In the meantime, the agency launched the Coconut Farmers’ and Industry Roadmap (Coco-FIRM), which will serve as the foundation of a much detailed and longer CFIDP, of which the PCA is mandated to come up with under Republic Act No. (RA) 11524 or the Coco Levy Act.
In a phone interview, PCA Administrator Benjamin Madrigal clarified that Coco-FIRM is different from the CFIDP but will serve as the “backbone” for the latter.
As a start, he said Coco-FIRM has yet to specify the specific roles of all implementing agencies of RA 11524, as well as the criteria for programming and monitoring of projects to be funded by the Coconut Farmers and Industry Trust Fund (CFITF).
Madrigal said the crafting of the CFIDP is ongoing and may finish by the end of August.
To recall, RA 11524 was signed by President Rodrigo Roa Duterte in February of this year and officially took effect on March 13, 2021. Its passage will result in the release of the P100-billion coco levy fund, the tax unjustly imposed from farmers during the Marcos Administration from 1971 to 1983.
RA 11524 mandates the creation of a 50-year CFITF, which will be used according to CFIDP. The law also sets aside annual allocation to several government agencies including PCA, as the lead agency tasked to handle the fund; Department of Agriculture (DA); Department of Science and Technology (DOST); Department of Trade and Industry (DTI); Technical Education and Skills Development Authority (TESDA); Land Bank of the Philippines (LANDBANK); Department of Public Works and Highways (DPWH); and Commission on Higher Education (CHED); among others.
These agencies are then ordered to take into account the distribution of the annual allocation of the CFITF, which shall be used for the construction of shared facilities for processing (10 percent); farm improvement through diversification and/or intercropping such as projects on livestock, dairy, poultry, coffee, cacao production (10 percent); development of hybrid coconut seed farms and nurseries, to encourage self-sufficiency (10 percent); and empowerment of coconut farmer organization and their cooperatives (10 percent).
Agriculture Secretary William Dar said he already received a copy of Coco-FIRM, which was crafted with the help of a team from the University of the Philippines-Los Banos (UPLB).
“It was a product of painstaking consultations with various coconut farmers’ organizations, industry players, civil society, academe, concerned government agencies, local government units, and other stakeholders nationwide,” Madrigal said.

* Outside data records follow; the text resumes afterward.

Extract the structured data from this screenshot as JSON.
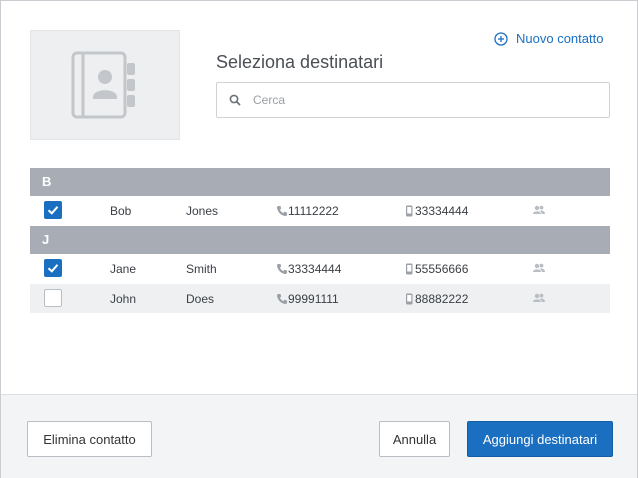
{
  "header": {
    "title": "Seleziona destinatari",
    "new_contact_label": "Nuovo contatto"
  },
  "search": {
    "placeholder": "Cerca",
    "value": ""
  },
  "groups": [
    {
      "letter": "B",
      "contacts": [
        {
          "checked": true,
          "first": "Bob",
          "last": "Jones",
          "phone": "11112222",
          "mobile": "33334444"
        }
      ]
    },
    {
      "letter": "J",
      "contacts": [
        {
          "checked": true,
          "first": "Jane",
          "last": "Smith",
          "phone": "33334444",
          "mobile": "55556666"
        },
        {
          "checked": false,
          "first": "John",
          "last": "Does",
          "phone": "99991111",
          "mobile": "88882222"
        }
      ]
    }
  ],
  "footer": {
    "delete_label": "Elimina contatto",
    "cancel_label": "Annulla",
    "add_label": "Aggiungi destinatari"
  },
  "colors": {
    "accent": "#1a6fc1",
    "group_header": "#a8adb5",
    "row_alt": "#eef0f2"
  }
}
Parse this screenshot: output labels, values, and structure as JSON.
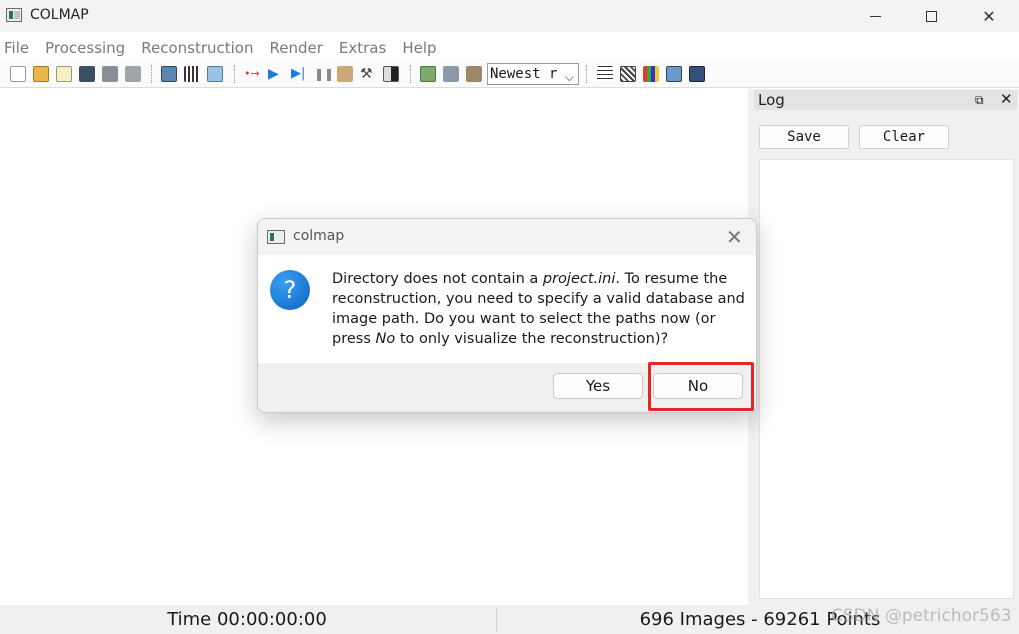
{
  "window": {
    "title": "COLMAP"
  },
  "menu": [
    "File",
    "Processing",
    "Reconstruction",
    "Render",
    "Extras",
    "Help"
  ],
  "toolbar": {
    "combo_value": "Newest r"
  },
  "log_dock": {
    "title": "Log",
    "save_label": "Save",
    "clear_label": "Clear"
  },
  "status": {
    "time": "Time 00:00:00:00",
    "summary": "696 Images - 69261 Points"
  },
  "watermark": "CSDN @petrichor563",
  "dialog": {
    "title": "colmap",
    "msg": {
      "p1": "Directory does not contain a ",
      "em1": "project.ini",
      "p2": ". To resume the reconstruction, you need to specify a valid database and image path. Do you want to select the paths now (or press ",
      "em2": "No",
      "p3": " to only visualize the reconstruction)?"
    },
    "yes_label": "Yes",
    "no_label": "No"
  },
  "colors": {
    "highlight": "#e3262a",
    "question_icon": "#1673d8"
  }
}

“In contrast to other commodities, a roadmap for the coconut industry is much more complicated, considering the many downstream food and non-food products that could be developed from the ‘tree of life.’ We are proud that we are among the first among DA bureaus and attached agencies to have completed it,” he added.

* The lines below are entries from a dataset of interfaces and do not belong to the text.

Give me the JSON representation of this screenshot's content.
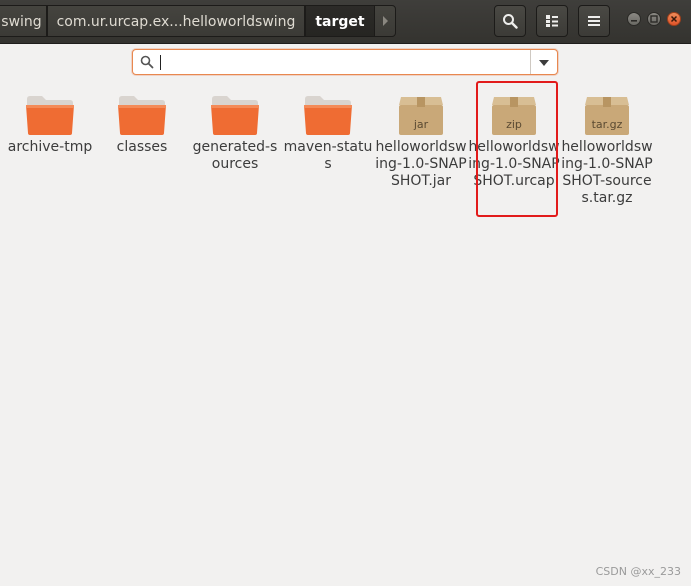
{
  "breadcrumbs": [
    {
      "label": "swing"
    },
    {
      "label": "com.ur.urcap.ex...helloworldswing"
    },
    {
      "label": "target"
    }
  ],
  "search": {
    "value": "",
    "placeholder": ""
  },
  "files": [
    {
      "name": "archive-tmp",
      "type": "folder",
      "icon": "folder-icon"
    },
    {
      "name": "classes",
      "type": "folder",
      "icon": "folder-icon"
    },
    {
      "name": "generated-sources",
      "type": "folder",
      "icon": "folder-icon"
    },
    {
      "name": "maven-status",
      "type": "folder",
      "icon": "folder-icon"
    },
    {
      "name": "helloworldswing-1.0-SNAPSHOT.jar",
      "type": "package",
      "icon": "package-icon",
      "badge": "jar"
    },
    {
      "name": "helloworldswing-1.0-SNAPSHOT.urcap",
      "type": "package",
      "icon": "package-icon",
      "badge": "zip"
    },
    {
      "name": "helloworldswing-1.0-SNAPSHOT-sources.tar.gz",
      "type": "package",
      "icon": "package-icon",
      "badge": "tar.gz"
    }
  ],
  "watermark": "CSDN @xx_233",
  "colors": {
    "accent": "#e95420",
    "folder": "#ef6c33",
    "package": "#c9a878",
    "highlight": "#e21b1b"
  }
}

Madrigal said the Coco-FIRM has seven thematic areas, namely promotion of coconut farmers’ welfare and social protection; strengthening and empowerment of coconut farmers’ organizations and associations; increasing and sustaining coconut production programs; establishment of coconut farming systems such as agri-hub for coco products; enhancing global competitiveness of traditional and non-traditional coco products; expanding trade and marketing, and conduct of innovative research and development; and strengthening of institutional policies.
The Philippines currently ranks as the world’s number one exporter of coconut products, with average export revenues of P91.4 billion, from 2014 to 2018, according to the PCA.

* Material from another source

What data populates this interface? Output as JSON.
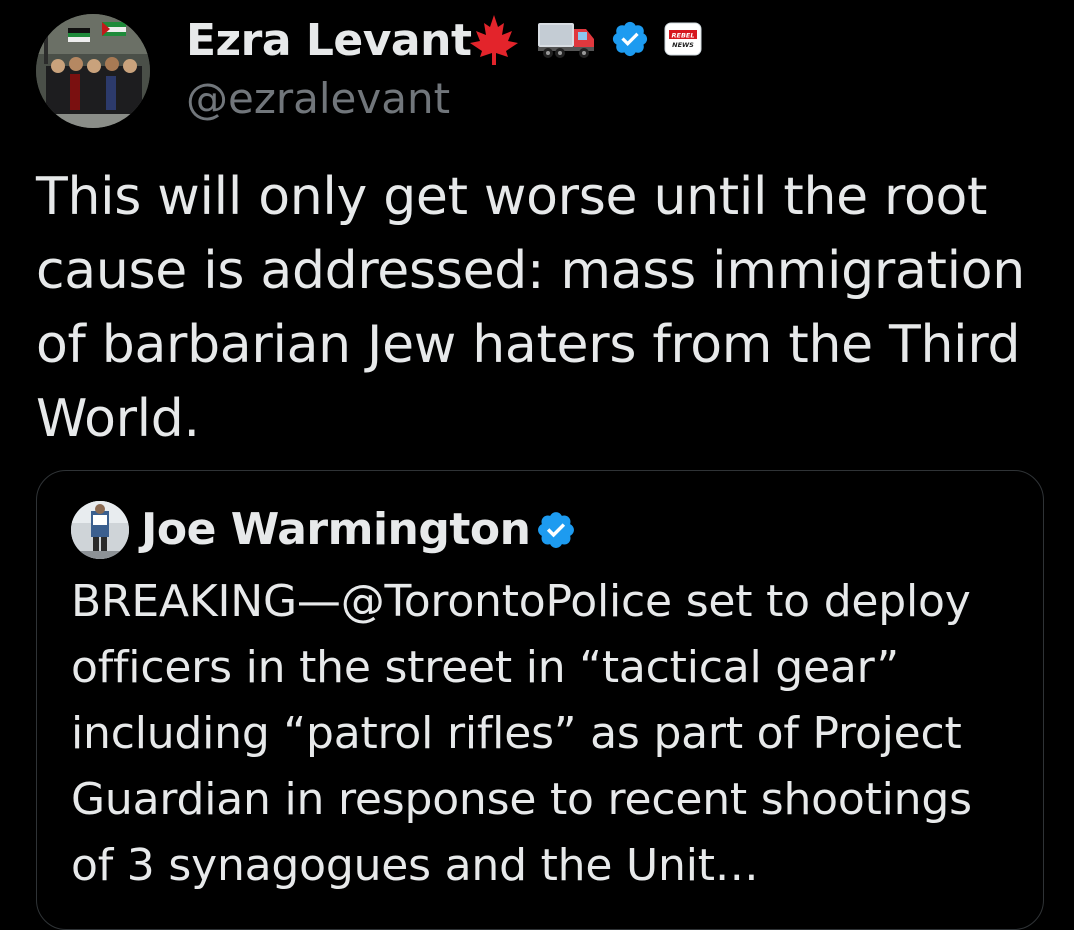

Coconut is planted in 3.6 million hectares, mostly in 69 provinces, where there are 347 million fruit-bearing trees that produced in 2019 14.8 million metric tons (MMT) in copra terms.
That year, coconut export products totaled 2 MMT in copra terms, led by coconut oil, copra meal, desiccated coconut, and oleochemicals, according to the United Coconut Association of the Philippines (UCAP).
The country’s top three producing regions are Davao, Zamboanga Peninsula, and Northern Mindanao.